Notre Dame and the Latin Quarter were the first places the Miner crew visited. They are in an older section of town and if you look down the streets you can see how narrow they are, with the cobblestones still in place. This is a chance to truly get the feeling of what medieval Paris felt like because many of these types of neighborhoods were torn down to make room for wider boulevards, especially during the nineteenth century. The streets are very beautiful and are lined with many cafés serving a variety of food. Flowers can be seen hanging off of some balconies and there seem to be flower stores on every corner. The French have an appreciation for fresh flowers and a love for fresh pastries. Israeli, Japanese, Parisian, and Italian are just a few of the types of delicious cuisine that you can find in Paris, which illustrates how diverse the city is. The Latin Quarter in Paris got its name because of the nearby university (the Sorbonne)—in the past, the students who attended spoke Latin.

Notre Dame is a beautiful Catholic cathedral that has Gothic attributes. Many beautiful stained-glass windows and arches are apparent throughout the building. Unique architecture with buttresses allows for the cathedral to have very high walls. Many people might be familiar with this cathedral because of Victor Hugo’s novel The Hunchback of Notre Dame.

Julie gives a presentation on the Luxembourg Gardens.

Julie gives a presentation on the Luxembourg Gardens.

Today, we also took a walk through the Luxembourg Gardens in the 6th arrondissement of Paris, which were commissioned by Queen Marie de Medici in 1612. We had a magical experience of enjoying the well-manicured gardens, observing the site of the queen’s palace, and watching the local French children play with sailboats in the fountain. We strolled among a variety of statues, many of them of prominent women. There are 106 statues in total. Throughout Paris most of the statues are of prominent men that had an effect on Parisian history, thus it was a unique attribute of this particular garden to have so many women.

As the Missouri S & T Miners strolled along the romantic park we came upon the Orangerie du Sénat, a large building situated next to the Queen’s palace. We entered an inspiring photography exhibition produced by photographer Marie-Hélène Le Ny. It was called Infinités plurielles and included portraits of 145 diverse women scientists whose specialties include chemistry, history, astrophysics, philosophy, and biology, for example. These researchers or engineers are described in detail with the important work or research they have conducted. Le Ny’s goal is to inspire other women to reach for the stars and try to make a difference in this world, too. The France 2015 Miners Abroad group is a diverse group of women and we all connected with several of the stories the Le Ny’s portraits told.

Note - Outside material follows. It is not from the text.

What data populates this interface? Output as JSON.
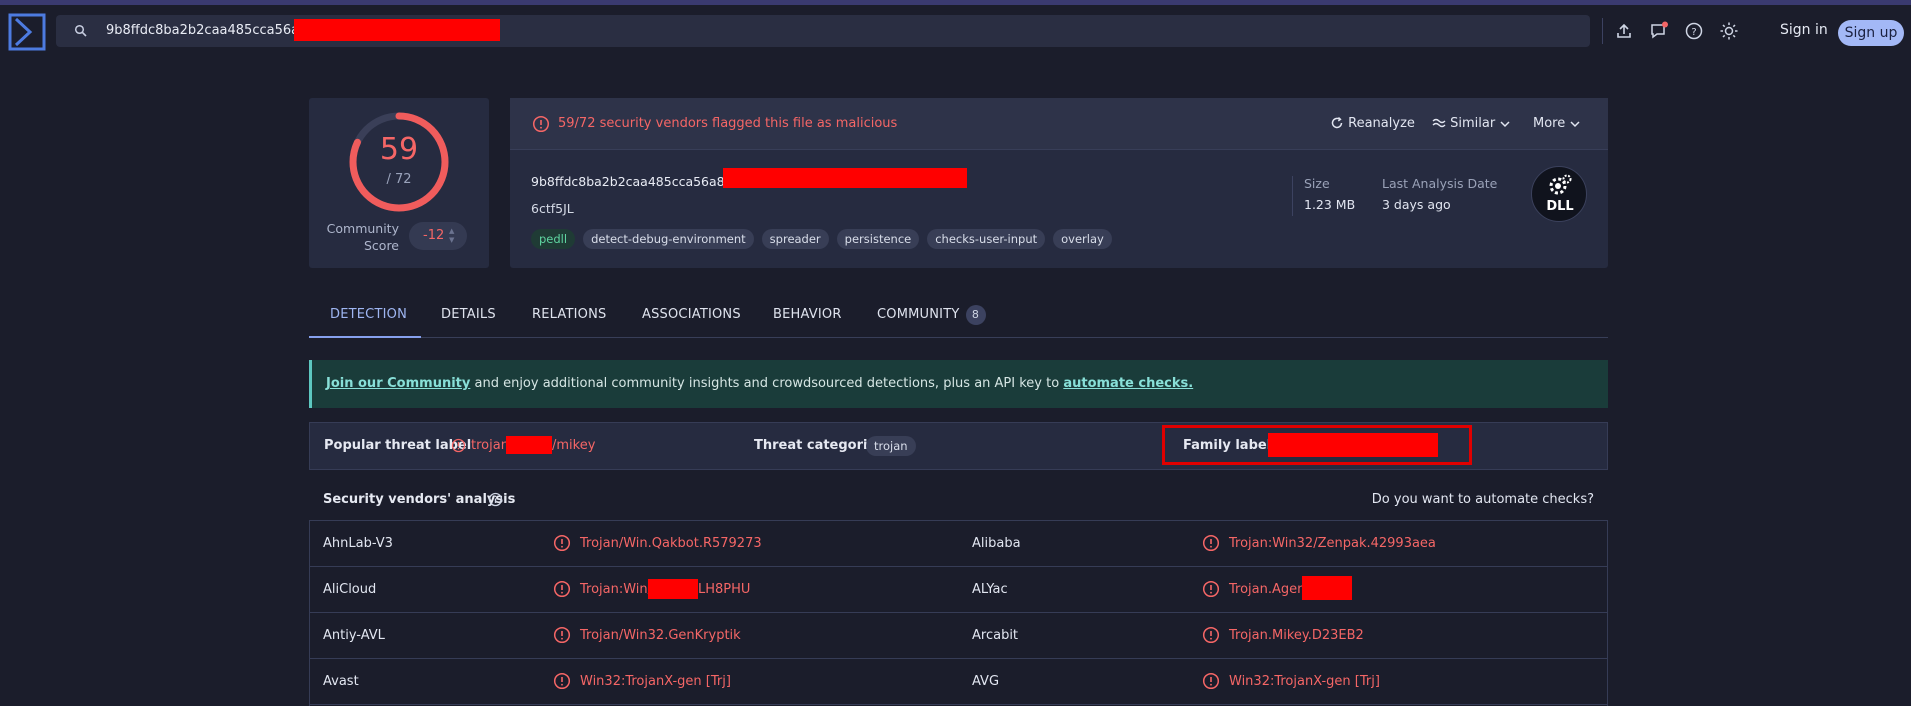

Our group got to meet artist Marie-Hélène Le Ny.

As we were walking through the exhibit the artist of the exhibit came and chatted with us. We were able to practice a little French and connect deeply with a woman on the other side of the world. She may speak a different language than we do but the message and struggle is the same. It can be a tough world out there but it is important to hold your head up high and push through tough struggles to reach important milestones. Our troupe of Miner women took silly pictures with her and declared that we would carry on the message to be strong and become leaders in the world by pursuing our interests with passion. Here is a link for the artist where you can read more about her: http://www.mariehelene-leny.fr


À tout à l’heure!


  1. Proud of you Julie! I’m so excited to hear about all of your adventures!